Southam in WW1

Centenary Archive

Honouring those who died and all who served


Acting Corporal Bernard James Burnell (30099)

Bernard James Burnell, born in 1892, was the sixth son of Omer and Harriet Burnell, one of four sons who went to war and brother of Lily who was a VAD at the Red Cross Hospital in Southam. The family lived on Leamington Road and as a young man he worked as a butcher’s assistant.

In the spring of 1914 he married Rose, daughter of farm labourer Tom Thornicroft and his wife Eliza of Napton. Before her marriage, Rose worked as a scullery maid at a girls school in Rugby. The couple lived in George Street Stockton.

Bernard enlisted in 1914 and went through WWI serving in the Machine Gun Corp. He left behind the peace and quiet of Southam and endured the roar of the machine gun. In this photograph (IWM q3995) a Vickers machine gun is manned by members of the Machine Gun Corp equipped with anti-gas helmets during the Battle of the Somme, July 1916.

Bernard with his wife Rose and children George (born 1914) and Frances (born 1918)

So far nothing more has been learned of his military service[1] but lots can be found in the local papers about his post-war activities over the years. He was a quarry man and he was badly injured in 1937 when a large stone fell on him at work and he was taken to Warneford Hospital and had eight stitches. He was fined 2s 6d on several occasions: for riding a bike without a lamp (1926), letting his dog loose late at night (1923) and letting his chimney get on fire (1936).

The most notorious coverage is his participation with more than thirty other Stockton men in the 1924 strike. They appeared before magistrates in November 1924 for stopping two men from going to work. Intimidation was suggested by the prosecution and denied by the defence. The Trades Dispute Act made it lawful to endeavour to persuade people not to go to work so it was a case that created much debate in the Southam court and extensive press coverage. Thirty men were acquitted but six men including Bernard Burnell were sent for trial by jury on 10th January 1925. Five including Bernard were found guilty and fined £2 and another man was sent to prison for two weeks.[2]

Just before WW2, Bernard and Rose moved to St. John’s Terrace, Leamington Spa and there he died in 1965.

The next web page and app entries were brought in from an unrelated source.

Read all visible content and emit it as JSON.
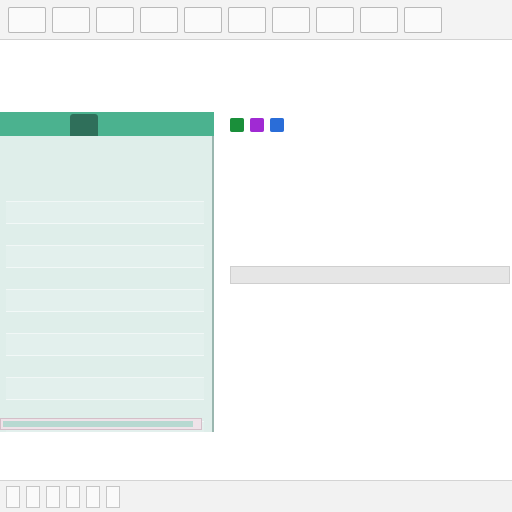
{
  "toolbar": {
    "buttons": [
      "",
      "",
      "",
      "",
      "",
      "",
      "",
      "",
      "",
      ""
    ]
  },
  "header": {
    "app_title": "",
    "subtitle": ""
  },
  "left_panel": {
    "header": [
      "",
      ""
    ],
    "items": [
      {
        "label": "",
        "value": ""
      },
      {
        "label": "",
        "value": ""
      },
      {
        "label": "",
        "value": ""
      },
      {
        "label": "",
        "value": ""
      },
      {
        "label": "",
        "value": ""
      },
      {
        "label": "",
        "value": ""
      },
      {
        "label": "",
        "value": ""
      },
      {
        "label": "",
        "value": ""
      },
      {
        "label": "",
        "value": ""
      },
      {
        "label": "",
        "value": ""
      },
      {
        "label": "",
        "value": ""
      },
      {
        "label": "",
        "value": ""
      },
      {
        "label": "",
        "value": ""
      },
      {
        "label": "",
        "value": ""
      }
    ]
  },
  "right_panel": {
    "title": "",
    "subtitle": "",
    "lines": [
      "",
      "",
      "",
      ""
    ],
    "table_header": "",
    "table_rows": [
      {
        "c1": "",
        "c2": ""
      },
      {
        "c1": "",
        "c2": ""
      },
      {
        "c1": "",
        "c2": ""
      },
      {
        "c1": "",
        "c2": ""
      },
      {
        "c1": "",
        "c2": ""
      }
    ],
    "footer_text": ""
  },
  "bottom": {
    "text": "",
    "footer_buttons": [
      "",
      "",
      "",
      "",
      "",
      ""
    ]
  },
  "colors": {
    "toolbar_bg": "#f3f3f3",
    "left_panel_bg": "#dfeeea",
    "left_panel_header": "#4bb28f",
    "accent_green": "#1a8f3a",
    "accent_purple": "#a02ad3",
    "accent_blue": "#2a6dd8"
  },
  "icons": {
    "left_header_tab": "folder-tab-icon"
  }
}
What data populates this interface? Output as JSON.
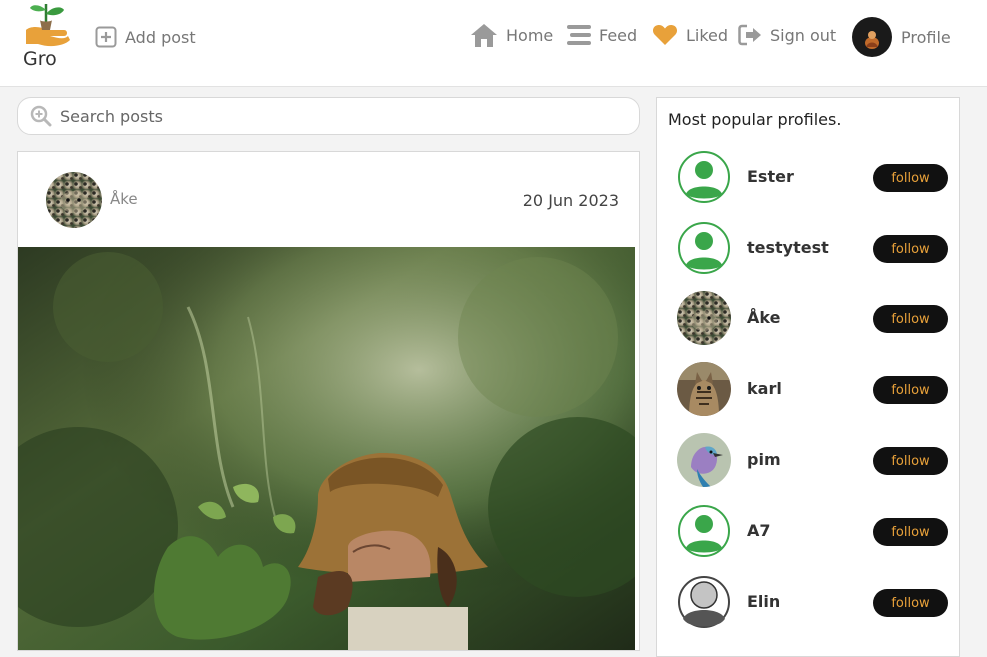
{
  "brand": {
    "name": "Gro",
    "logo_icon": "sprout-in-hand-icon",
    "accent": "#e8a13a",
    "green": "#3aa64a"
  },
  "nav": {
    "add_post": "Add post",
    "home": "Home",
    "feed": "Feed",
    "liked": "Liked",
    "sign_out": "Sign out",
    "profile": "Profile"
  },
  "search": {
    "placeholder": "Search posts",
    "value": ""
  },
  "post": {
    "username": "Åke",
    "date": "20 Jun 2023",
    "avatar": "leopard-photo",
    "image": "woman-in-sun-hat-with-plants-photo"
  },
  "sidebar": {
    "title": "Most popular profiles.",
    "follow_label": "follow",
    "profiles": [
      {
        "name": "Ester",
        "avatar": "default-user-icon"
      },
      {
        "name": "testytest",
        "avatar": "default-user-icon"
      },
      {
        "name": "Åke",
        "avatar": "leopard-photo"
      },
      {
        "name": "karl",
        "avatar": "tabby-cat-photo"
      },
      {
        "name": "pim",
        "avatar": "lilac-breasted-roller-photo"
      },
      {
        "name": "A7",
        "avatar": "default-user-icon"
      },
      {
        "name": "Elin",
        "avatar": "generic-user-silhouette-icon"
      }
    ]
  }
}
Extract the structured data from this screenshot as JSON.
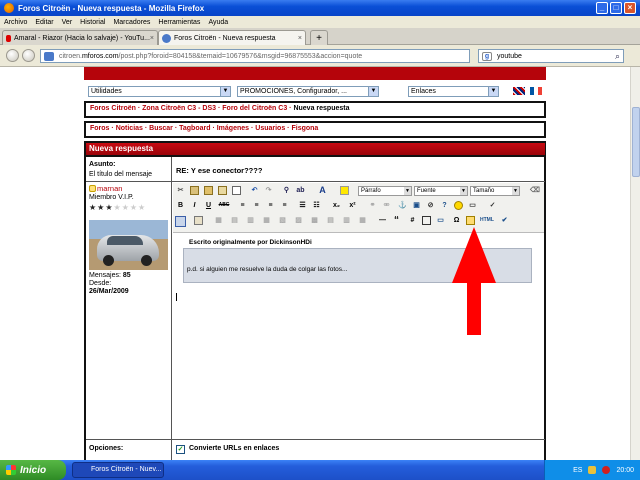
{
  "window": {
    "title": "Foros Citroën - Nueva respuesta - Mozilla Firefox"
  },
  "menu": [
    "Archivo",
    "Editar",
    "Ver",
    "Historial",
    "Marcadores",
    "Herramientas",
    "Ayuda"
  ],
  "tabs": [
    {
      "label": "Amaral - Riazor (Hacia lo salvaje) - YouTu..."
    },
    {
      "label": "Foros Citroën - Nueva respuesta"
    }
  ],
  "new_tab": "+",
  "url": {
    "prefix": "citroen.",
    "host": "mforos.com",
    "path": "/post.php?foroid=804158&temaid=10679576&msgid=96875553&accion=quote"
  },
  "search": {
    "value": "youtube"
  },
  "selects": {
    "utilidades": "Utilidades",
    "promociones": "PROMOCIONES, Configurador, ...",
    "enlaces": "Enlaces"
  },
  "breadcrumb": {
    "parts": [
      "Foros Citroën",
      "Zona Citroën C3 - DS3",
      "Foro del Citroën C3"
    ],
    "current": "Nueva respuesta",
    "sep": " · "
  },
  "topnav": {
    "items": [
      "Foros",
      "Noticias",
      "Buscar",
      "Tagboard",
      "Imágenes",
      "Usuarios",
      "Fisgona"
    ],
    "sep": " · "
  },
  "panel": {
    "title": "Nueva respuesta",
    "asunto_label": "Asunto:",
    "asunto_hint": "El título del mensaje",
    "asunto_value": "RE: Y ese conector????",
    "opciones_label": "Opciones:",
    "opcion_urls": "Convierte URLs en enlaces"
  },
  "user": {
    "name": "marnan",
    "rank": "Miembro V.I.P.",
    "stars_filled": 3,
    "stars_total": 7,
    "mensajes_label": "Mensajes:",
    "mensajes": "85",
    "desde_label": "Desde:",
    "desde": "26/Mar/2009"
  },
  "editor": {
    "parrafo": "Párrafo",
    "fuente": "Fuente",
    "tamano": "Tamaño",
    "quote_author": "Escrito originalmente por DickinsonHDi",
    "quote_text": "p.d. si alguien me resuelve la duda de colgar las fotos...",
    "btn_bold": "B",
    "btn_italic": "I",
    "btn_underline": "U",
    "btn_strike": "ABC",
    "btn_sub": "x₂",
    "btn_sup": "x²",
    "btn_omega": "Ω",
    "btn_hash": "#",
    "btn_quote": "“",
    "btn_font": "A"
  },
  "taskbar": {
    "start": "Inicio",
    "task": "Foros Citroën - Nuev...",
    "lang": "ES",
    "time": "20:00"
  },
  "colors": {
    "brand_red": "#b5040b",
    "arrow_red": "#ff0000",
    "quote_bg": "#d8dde6"
  }
}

[1] Bill Burnell has shared these photographs of Bernard Burnell and his family

[2] This case was extensively covered in Warwick and Warwickshire Courier, Leamington Courier and Rugby Advertiser between Nov 1924 and Jan 1925.